■ WHAT YOU WILL DO ■
Locate the word "true" in the entries below, then gather every line that holds it.

BEGIN MATERIAL FOR THE TASK

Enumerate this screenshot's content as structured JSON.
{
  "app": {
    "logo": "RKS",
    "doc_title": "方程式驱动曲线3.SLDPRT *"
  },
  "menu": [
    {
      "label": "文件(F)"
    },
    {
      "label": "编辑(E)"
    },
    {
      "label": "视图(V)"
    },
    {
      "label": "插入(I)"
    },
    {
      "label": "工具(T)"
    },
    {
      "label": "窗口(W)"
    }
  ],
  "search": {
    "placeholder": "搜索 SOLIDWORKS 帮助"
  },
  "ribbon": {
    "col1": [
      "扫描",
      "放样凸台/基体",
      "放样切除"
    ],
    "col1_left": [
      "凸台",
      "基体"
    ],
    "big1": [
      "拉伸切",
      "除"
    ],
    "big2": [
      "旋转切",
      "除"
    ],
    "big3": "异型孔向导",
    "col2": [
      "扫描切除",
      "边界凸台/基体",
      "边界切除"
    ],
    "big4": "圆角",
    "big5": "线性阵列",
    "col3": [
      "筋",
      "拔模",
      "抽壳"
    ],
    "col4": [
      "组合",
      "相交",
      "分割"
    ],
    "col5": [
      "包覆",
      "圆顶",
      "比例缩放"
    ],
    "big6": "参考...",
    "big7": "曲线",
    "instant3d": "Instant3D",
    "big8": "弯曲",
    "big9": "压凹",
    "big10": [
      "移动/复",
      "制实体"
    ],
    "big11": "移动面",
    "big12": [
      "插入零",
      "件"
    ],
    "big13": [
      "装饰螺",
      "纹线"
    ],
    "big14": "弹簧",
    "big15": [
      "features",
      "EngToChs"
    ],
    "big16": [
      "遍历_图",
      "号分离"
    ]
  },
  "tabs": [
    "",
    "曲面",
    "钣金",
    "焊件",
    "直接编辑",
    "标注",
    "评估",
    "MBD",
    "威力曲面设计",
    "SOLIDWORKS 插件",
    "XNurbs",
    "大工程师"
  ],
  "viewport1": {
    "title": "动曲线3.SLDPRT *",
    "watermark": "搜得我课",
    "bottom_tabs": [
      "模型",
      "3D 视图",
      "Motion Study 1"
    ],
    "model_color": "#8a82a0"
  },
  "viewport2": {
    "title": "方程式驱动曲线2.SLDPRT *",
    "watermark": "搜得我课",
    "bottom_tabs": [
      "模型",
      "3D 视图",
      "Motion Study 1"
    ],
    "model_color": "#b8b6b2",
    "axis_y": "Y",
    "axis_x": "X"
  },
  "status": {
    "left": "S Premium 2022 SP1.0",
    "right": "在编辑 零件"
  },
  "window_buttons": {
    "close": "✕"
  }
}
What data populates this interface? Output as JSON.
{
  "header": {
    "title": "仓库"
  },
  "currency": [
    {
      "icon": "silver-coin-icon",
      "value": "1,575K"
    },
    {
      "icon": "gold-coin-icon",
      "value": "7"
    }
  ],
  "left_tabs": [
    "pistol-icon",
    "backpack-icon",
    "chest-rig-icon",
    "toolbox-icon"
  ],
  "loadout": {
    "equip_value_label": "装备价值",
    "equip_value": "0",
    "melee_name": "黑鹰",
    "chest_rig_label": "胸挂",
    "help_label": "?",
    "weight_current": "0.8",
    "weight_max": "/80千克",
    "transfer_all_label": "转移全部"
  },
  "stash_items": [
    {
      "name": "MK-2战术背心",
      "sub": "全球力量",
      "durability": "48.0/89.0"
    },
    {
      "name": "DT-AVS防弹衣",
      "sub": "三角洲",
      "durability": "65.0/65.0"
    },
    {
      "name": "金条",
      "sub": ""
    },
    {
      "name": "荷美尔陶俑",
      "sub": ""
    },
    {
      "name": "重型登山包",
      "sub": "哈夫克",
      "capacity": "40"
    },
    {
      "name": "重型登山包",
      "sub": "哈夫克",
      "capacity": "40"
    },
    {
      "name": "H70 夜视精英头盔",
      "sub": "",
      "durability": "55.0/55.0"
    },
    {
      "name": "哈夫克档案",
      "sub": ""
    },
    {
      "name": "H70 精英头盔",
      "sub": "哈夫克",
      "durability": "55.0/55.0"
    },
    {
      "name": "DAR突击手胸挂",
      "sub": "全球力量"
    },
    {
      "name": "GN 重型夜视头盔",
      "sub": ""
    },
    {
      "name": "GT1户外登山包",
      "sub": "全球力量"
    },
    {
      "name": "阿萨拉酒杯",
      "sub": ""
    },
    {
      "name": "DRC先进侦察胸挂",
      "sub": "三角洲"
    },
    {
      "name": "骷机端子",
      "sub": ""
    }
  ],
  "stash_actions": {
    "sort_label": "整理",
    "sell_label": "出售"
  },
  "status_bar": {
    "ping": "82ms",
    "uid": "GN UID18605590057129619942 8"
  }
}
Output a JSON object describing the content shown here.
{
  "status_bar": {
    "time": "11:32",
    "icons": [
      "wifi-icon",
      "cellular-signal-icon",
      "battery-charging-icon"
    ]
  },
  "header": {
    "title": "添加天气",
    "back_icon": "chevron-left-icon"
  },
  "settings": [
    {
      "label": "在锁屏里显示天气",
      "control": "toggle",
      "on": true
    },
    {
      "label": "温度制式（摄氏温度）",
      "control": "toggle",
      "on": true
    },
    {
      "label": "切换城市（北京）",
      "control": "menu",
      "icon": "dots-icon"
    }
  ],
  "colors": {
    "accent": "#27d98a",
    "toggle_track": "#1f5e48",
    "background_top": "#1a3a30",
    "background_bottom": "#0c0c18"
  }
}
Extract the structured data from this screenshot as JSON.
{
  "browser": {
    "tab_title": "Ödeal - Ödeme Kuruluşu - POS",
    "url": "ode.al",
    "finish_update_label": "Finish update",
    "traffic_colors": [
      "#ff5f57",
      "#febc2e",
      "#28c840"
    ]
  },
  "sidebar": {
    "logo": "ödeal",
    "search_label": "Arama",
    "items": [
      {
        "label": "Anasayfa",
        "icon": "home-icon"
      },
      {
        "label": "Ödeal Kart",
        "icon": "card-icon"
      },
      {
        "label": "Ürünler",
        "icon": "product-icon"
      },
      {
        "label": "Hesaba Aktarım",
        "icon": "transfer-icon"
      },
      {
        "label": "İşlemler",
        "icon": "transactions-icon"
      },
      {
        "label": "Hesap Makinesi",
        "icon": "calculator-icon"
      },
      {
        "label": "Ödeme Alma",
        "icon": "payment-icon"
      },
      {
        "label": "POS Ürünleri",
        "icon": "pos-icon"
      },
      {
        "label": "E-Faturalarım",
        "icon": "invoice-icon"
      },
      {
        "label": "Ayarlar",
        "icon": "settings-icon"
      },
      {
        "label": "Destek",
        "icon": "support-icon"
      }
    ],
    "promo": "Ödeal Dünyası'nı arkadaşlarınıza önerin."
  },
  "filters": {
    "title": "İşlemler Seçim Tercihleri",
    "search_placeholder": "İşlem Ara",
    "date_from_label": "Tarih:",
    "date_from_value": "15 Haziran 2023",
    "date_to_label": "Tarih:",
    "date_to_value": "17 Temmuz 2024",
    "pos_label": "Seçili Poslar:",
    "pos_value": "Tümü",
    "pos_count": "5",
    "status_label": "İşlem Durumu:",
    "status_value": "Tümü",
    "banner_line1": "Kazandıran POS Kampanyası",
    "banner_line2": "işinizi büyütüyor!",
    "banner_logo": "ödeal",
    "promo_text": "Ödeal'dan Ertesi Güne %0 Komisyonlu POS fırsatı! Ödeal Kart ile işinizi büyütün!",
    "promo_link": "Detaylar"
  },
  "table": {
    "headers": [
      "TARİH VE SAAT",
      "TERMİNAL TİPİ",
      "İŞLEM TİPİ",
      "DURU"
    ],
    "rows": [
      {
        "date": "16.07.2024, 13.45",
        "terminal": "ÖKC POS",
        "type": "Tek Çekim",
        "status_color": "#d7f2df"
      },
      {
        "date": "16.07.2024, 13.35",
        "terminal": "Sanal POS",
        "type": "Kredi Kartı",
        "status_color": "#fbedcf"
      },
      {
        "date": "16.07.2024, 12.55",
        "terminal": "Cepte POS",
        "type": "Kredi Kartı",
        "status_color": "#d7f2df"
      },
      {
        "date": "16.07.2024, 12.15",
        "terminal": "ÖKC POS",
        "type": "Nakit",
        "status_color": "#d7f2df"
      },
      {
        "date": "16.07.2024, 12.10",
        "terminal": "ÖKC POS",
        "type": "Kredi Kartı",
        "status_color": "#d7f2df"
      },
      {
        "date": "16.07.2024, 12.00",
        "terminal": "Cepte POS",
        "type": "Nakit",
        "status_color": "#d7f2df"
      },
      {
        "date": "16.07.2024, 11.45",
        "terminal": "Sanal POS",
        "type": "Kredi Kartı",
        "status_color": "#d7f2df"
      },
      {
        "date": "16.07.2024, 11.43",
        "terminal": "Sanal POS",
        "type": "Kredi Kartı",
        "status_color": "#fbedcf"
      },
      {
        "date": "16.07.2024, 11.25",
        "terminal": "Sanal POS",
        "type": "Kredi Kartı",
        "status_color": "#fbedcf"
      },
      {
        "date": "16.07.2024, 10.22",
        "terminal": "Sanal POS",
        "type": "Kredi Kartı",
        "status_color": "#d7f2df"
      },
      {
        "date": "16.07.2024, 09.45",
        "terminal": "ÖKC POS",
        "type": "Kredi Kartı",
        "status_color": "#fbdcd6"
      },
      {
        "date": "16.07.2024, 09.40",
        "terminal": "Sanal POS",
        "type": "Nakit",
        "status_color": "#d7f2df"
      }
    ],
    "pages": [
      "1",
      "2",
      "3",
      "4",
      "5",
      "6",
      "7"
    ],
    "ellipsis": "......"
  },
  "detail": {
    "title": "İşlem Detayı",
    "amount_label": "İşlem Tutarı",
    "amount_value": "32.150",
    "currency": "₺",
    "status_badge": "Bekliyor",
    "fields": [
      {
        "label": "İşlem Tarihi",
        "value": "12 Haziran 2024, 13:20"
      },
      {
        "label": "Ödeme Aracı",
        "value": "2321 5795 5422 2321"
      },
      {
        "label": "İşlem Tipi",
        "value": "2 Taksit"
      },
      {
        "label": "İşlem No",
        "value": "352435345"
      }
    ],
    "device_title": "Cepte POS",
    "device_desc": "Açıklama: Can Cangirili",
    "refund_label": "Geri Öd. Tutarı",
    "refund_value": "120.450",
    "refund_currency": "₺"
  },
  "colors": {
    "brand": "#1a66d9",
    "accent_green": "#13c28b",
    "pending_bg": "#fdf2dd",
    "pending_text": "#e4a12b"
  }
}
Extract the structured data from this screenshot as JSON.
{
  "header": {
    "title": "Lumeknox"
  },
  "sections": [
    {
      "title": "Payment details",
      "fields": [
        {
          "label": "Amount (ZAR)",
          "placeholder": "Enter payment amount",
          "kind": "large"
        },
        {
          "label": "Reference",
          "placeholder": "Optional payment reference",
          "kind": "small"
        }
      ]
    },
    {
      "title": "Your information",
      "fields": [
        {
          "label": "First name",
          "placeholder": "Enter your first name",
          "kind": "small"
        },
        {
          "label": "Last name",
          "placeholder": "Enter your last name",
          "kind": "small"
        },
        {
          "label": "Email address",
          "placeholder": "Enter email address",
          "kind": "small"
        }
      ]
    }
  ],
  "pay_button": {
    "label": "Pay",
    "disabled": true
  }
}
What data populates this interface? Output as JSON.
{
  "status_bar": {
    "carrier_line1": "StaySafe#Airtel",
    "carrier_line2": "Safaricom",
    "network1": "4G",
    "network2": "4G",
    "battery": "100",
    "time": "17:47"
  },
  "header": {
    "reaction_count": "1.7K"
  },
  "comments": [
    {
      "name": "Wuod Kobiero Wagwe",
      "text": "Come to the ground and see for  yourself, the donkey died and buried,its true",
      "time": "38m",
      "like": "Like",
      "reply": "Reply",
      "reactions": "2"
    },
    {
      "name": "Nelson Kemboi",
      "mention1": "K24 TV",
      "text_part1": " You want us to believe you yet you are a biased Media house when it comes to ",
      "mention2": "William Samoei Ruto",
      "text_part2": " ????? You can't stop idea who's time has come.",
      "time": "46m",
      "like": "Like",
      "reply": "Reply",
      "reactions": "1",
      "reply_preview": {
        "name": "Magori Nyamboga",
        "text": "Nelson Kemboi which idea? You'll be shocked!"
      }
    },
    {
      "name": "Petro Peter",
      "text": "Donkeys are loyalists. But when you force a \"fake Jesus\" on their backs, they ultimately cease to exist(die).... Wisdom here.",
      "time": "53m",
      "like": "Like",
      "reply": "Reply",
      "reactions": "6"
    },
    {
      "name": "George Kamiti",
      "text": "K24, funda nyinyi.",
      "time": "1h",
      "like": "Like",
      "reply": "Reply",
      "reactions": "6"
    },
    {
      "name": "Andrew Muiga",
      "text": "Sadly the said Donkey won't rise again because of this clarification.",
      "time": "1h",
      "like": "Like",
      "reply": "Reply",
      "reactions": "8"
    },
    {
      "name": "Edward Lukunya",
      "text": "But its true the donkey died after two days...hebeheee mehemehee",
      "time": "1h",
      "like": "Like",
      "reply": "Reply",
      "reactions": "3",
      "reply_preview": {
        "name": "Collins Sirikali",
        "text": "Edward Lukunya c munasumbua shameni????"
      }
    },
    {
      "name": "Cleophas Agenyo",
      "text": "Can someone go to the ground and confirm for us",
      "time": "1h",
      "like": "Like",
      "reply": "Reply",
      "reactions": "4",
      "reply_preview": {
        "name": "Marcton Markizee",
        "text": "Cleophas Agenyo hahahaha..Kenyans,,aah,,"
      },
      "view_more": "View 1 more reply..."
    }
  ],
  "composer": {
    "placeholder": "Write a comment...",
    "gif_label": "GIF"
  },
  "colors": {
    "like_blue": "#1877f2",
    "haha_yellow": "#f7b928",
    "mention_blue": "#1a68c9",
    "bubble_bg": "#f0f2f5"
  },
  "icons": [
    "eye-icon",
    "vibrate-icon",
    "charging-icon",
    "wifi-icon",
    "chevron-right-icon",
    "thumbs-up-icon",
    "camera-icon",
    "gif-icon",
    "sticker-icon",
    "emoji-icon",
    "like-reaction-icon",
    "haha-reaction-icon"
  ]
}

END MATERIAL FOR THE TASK

■ ANSWER TO THE PROBLEM ■
      "on": true
      "on": true
    "disabled": true
      "text": "Come to the ground and see for  yourself, the donkey died and buried,its true",
      "text": "But its true the donkey died after two days...hebeheee mehemehee",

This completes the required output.